▶ **Required action**
Could you copy each line of the listing that holds "consulta"?
++++
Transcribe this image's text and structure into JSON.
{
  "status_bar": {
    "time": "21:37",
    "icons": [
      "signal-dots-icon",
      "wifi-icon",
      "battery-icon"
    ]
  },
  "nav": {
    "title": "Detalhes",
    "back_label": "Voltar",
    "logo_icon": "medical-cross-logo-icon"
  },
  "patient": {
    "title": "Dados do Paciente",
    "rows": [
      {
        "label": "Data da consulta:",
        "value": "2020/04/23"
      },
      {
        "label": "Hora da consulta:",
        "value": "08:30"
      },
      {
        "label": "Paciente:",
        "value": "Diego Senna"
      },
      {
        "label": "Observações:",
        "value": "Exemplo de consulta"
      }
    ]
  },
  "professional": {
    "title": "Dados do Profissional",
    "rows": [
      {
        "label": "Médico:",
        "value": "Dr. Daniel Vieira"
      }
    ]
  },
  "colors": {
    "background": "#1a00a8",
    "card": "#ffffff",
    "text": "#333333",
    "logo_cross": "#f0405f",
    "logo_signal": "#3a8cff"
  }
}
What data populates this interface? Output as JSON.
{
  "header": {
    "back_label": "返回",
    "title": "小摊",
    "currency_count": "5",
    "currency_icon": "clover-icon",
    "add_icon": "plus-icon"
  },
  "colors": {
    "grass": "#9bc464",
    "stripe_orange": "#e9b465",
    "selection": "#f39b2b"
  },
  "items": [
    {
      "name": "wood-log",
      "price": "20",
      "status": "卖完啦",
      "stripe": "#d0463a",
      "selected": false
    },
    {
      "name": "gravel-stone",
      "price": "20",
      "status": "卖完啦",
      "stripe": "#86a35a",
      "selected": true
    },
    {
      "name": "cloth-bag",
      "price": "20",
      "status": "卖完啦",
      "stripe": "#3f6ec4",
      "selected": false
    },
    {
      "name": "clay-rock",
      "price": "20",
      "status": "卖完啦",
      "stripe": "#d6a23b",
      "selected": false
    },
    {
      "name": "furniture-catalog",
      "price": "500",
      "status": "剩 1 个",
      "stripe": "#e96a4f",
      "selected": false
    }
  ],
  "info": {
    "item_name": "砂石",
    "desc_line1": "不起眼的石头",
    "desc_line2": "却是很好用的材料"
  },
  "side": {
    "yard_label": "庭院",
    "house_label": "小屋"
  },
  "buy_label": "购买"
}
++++
▶ **Result of the task**
        "label": "Data da consulta:",
        "label": "Hora da consulta:",
        "value": "Exemplo de consulta"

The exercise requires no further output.